━━━━━ Source information

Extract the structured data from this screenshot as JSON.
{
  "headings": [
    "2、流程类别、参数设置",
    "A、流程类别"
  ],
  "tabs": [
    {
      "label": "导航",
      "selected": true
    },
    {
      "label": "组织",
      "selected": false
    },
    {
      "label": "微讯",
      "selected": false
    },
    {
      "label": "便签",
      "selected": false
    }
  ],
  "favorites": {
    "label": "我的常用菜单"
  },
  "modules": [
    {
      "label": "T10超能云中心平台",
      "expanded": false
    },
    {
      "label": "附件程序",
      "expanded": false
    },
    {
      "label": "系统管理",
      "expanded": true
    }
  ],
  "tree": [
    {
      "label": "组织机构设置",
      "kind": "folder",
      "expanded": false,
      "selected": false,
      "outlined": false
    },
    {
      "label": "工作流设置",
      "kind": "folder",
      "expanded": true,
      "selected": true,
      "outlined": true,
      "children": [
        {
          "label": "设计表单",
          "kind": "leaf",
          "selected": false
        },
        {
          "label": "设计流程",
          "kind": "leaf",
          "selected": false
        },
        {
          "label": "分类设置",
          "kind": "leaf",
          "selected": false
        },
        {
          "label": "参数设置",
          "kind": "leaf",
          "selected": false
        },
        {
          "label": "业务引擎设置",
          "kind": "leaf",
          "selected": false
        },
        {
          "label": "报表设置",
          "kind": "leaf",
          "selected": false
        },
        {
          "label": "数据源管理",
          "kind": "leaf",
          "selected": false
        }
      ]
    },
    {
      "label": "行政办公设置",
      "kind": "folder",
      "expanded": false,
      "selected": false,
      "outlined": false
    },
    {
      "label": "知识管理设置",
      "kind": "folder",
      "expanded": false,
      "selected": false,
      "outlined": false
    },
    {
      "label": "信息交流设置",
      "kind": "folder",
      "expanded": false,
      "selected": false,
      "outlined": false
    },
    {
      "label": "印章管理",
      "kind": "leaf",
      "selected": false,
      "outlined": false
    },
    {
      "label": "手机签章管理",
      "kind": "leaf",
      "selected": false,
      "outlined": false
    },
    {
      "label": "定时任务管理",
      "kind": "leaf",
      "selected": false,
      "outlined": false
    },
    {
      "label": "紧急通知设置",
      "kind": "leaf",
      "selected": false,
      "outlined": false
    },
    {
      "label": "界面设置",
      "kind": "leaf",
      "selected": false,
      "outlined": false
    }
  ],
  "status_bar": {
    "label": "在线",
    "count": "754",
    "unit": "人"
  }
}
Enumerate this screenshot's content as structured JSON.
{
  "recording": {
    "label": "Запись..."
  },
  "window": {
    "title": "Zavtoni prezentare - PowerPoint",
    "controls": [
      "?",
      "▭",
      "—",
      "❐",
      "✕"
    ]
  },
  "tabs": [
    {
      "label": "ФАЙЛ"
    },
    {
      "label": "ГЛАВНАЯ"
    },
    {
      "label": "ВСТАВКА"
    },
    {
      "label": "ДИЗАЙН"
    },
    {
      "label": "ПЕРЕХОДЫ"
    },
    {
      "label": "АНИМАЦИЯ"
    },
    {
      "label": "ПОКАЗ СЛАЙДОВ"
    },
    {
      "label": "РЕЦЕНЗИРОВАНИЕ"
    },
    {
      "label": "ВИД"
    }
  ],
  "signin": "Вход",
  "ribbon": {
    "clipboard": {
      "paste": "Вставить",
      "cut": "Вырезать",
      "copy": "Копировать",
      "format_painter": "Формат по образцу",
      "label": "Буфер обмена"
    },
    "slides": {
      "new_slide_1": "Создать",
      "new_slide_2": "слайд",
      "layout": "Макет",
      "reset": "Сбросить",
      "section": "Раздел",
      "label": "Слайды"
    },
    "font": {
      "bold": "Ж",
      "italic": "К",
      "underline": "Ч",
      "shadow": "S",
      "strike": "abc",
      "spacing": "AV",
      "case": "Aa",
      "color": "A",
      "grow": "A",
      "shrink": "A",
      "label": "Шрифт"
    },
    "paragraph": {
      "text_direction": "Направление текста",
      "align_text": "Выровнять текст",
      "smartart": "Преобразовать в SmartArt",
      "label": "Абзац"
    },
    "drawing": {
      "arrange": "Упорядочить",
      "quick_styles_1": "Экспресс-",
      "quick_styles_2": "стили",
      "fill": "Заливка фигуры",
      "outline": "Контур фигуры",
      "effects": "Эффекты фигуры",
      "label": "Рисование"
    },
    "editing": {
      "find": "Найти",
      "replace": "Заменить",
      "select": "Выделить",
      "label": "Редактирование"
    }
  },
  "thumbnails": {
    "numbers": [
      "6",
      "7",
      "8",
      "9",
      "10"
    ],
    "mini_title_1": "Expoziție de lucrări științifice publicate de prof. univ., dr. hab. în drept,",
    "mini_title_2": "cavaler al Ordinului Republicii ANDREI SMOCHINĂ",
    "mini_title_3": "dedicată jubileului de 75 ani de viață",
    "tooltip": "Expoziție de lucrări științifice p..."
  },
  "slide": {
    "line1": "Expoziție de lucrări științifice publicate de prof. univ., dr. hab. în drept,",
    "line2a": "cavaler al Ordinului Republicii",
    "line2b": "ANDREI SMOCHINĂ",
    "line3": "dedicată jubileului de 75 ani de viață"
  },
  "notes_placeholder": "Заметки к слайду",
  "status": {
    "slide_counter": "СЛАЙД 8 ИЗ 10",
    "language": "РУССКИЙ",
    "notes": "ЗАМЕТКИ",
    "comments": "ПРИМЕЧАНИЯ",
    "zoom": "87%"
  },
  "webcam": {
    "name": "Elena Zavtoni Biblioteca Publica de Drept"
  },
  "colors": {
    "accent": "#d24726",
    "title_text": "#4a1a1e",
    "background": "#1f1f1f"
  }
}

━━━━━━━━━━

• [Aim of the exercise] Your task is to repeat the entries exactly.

• [Task output]
Extract the structured data from this screenshot as JSON.
{
  "headings": [
    "2、流程类别、参数设置",
    "A、流程类别"
  ],
  "tabs": [
    {
      "label": "导航",
      "selected": true
    },
    {
      "label": "组织",
      "selected": false
    },
    {
      "label": "微讯",
      "selected": false
    },
    {
      "label": "便签",
      "selected": false
    }
  ],
  "favorites": {
    "label": "我的常用菜单"
  },
  "modules": [
    {
      "label": "T10超能云中心平台",
      "expanded": false
    },
    {
      "label": "附件程序",
      "expanded": false
    },
    {
      "label": "系统管理",
      "expanded": true
    }
  ],
  "tree": [
    {
      "label": "组织机构设置",
      "kind": "folder",
      "expanded": false,
      "selected": false,
      "outlined": false
    },
    {
      "label": "工作流设置",
      "kind": "folder",
      "expanded": true,
      "selected": true,
      "outlined": true,
      "children": [
        {
          "label": "设计表单",
          "kind": "leaf",
          "selected": false
        },
        {
          "label": "设计流程",
          "kind": "leaf",
          "selected": false
        },
        {
          "label": "分类设置",
          "kind": "leaf",
          "selected": false
        },
        {
          "label": "参数设置",
          "kind": "leaf",
          "selected": false
        },
        {
          "label": "业务引擎设置",
          "kind": "leaf",
          "selected": false
        },
        {
          "label": "报表设置",
          "kind": "leaf",
          "selected": false
        },
        {
          "label": "数据源管理",
          "kind": "leaf",
          "selected": false
        }
      ]
    },
    {
      "label": "行政办公设置",
      "kind": "folder",
      "expanded": false,
      "selected": false,
      "outlined": false
    },
    {
      "label": "知识管理设置",
      "kind": "folder",
      "expanded": false,
      "selected": false,
      "outlined": false
    },
    {
      "label": "信息交流设置",
      "kind": "folder",
      "expanded": false,
      "selected": false,
      "outlined": false
    },
    {
      "label": "印章管理",
      "kind": "leaf",
      "selected": false,
      "outlined": false
    },
    {
      "label": "手机签章管理",
      "kind": "leaf",
      "selected": false,
      "outlined": false
    },
    {
      "label": "定时任务管理",
      "kind": "leaf",
      "selected": false,
      "outlined": false
    },
    {
      "label": "紧急通知设置",
      "kind": "leaf",
      "selected": false,
      "outlined": false
    },
    {
      "label": "界面设置",
      "kind": "leaf",
      "selected": false,
      "outlined": false
    }
  ],
  "status_bar": {
    "label": "在线",
    "count": "754",
    "unit": "人"
  }
}
Enumerate this screenshot's content as structured JSON.
{
  "recording": {
    "label": "Запись..."
  },
  "window": {
    "title": "Zavtoni prezentare - PowerPoint",
    "controls": [
      "?",
      "▭",
      "—",
      "❐",
      "✕"
    ]
  },
  "tabs": [
    {
      "label": "ФАЙЛ"
    },
    {
      "label": "ГЛАВНАЯ"
    },
    {
      "label": "ВСТАВКА"
    },
    {
      "label": "ДИЗАЙН"
    },
    {
      "label": "ПЕРЕХОДЫ"
    },
    {
      "label": "АНИМАЦИЯ"
    },
    {
      "label": "ПОКАЗ СЛАЙДОВ"
    },
    {
      "label": "РЕЦЕНЗИРОВАНИЕ"
    },
    {
      "label": "ВИД"
    }
  ],
  "signin": "Вход",
  "ribbon": {
    "clipboard": {
      "paste": "Вставить",
      "cut": "Вырезать",
      "copy": "Копировать",
      "format_painter": "Формат по образцу",
      "label": "Буфер обмена"
    },
    "slides": {
      "new_slide_1": "Создать",
      "new_slide_2": "слайд",
      "layout": "Макет",
      "reset": "Сбросить",
      "section": "Раздел",
      "label": "Слайды"
    },
    "font": {
      "bold": "Ж",
      "italic": "К",
      "underline": "Ч",
      "shadow": "S",
      "strike": "abc",
      "spacing": "AV",
      "case": "Aa",
      "color": "A",
      "grow": "A",
      "shrink": "A",
      "label": "Шрифт"
    },
    "paragraph": {
      "text_direction": "Направление текста",
      "align_text": "Выровнять текст",
      "smartart": "Преобразовать в SmartArt",
      "label": "Абзац"
    },
    "drawing": {
      "arrange": "Упорядочить",
      "quick_styles_1": "Экспресс-",
      "quick_styles_2": "стили",
      "fill": "Заливка фигуры",
      "outline": "Контур фигуры",
      "effects": "Эффекты фигуры",
      "label": "Рисование"
    },
    "editing": {
      "find": "Найти",
      "replace": "Заменить",
      "select": "Выделить",
      "label": "Редактирование"
    }
  },
  "thumbnails": {
    "numbers": [
      "6",
      "7",
      "8",
      "9",
      "10"
    ],
    "mini_title_1": "Expoziție de lucrări științifice publicate de prof. univ., dr. hab. în drept,",
    "mini_title_2": "cavaler al Ordinului Republicii ANDREI SMOCHINĂ",
    "mini_title_3": "dedicată jubileului de 75 ani de viață",
    "tooltip": "Expoziție de lucrări științifice p..."
  },
  "slide": {
    "line1": "Expoziție de lucrări științifice publicate de prof. univ., dr. hab. în drept,",
    "line2a": "cavaler al Ordinului Republicii",
    "line2b": "ANDREI SMOCHINĂ",
    "line3": "dedicată jubileului de 75 ani de viață"
  },
  "notes_placeholder": "Заметки к слайду",
  "status": {
    "slide_counter": "СЛАЙД 8 ИЗ 10",
    "language": "РУССКИЙ",
    "notes": "ЗАМЕТКИ",
    "comments": "ПРИМЕЧАНИЯ",
    "zoom": "87%"
  },
  "webcam": {
    "name": "Elena Zavtoni Biblioteca Publica de Drept"
  },
  "colors": {
    "accent": "#d24726",
    "title_text": "#4a1a1e",
    "background": "#1f1f1f"
  }
}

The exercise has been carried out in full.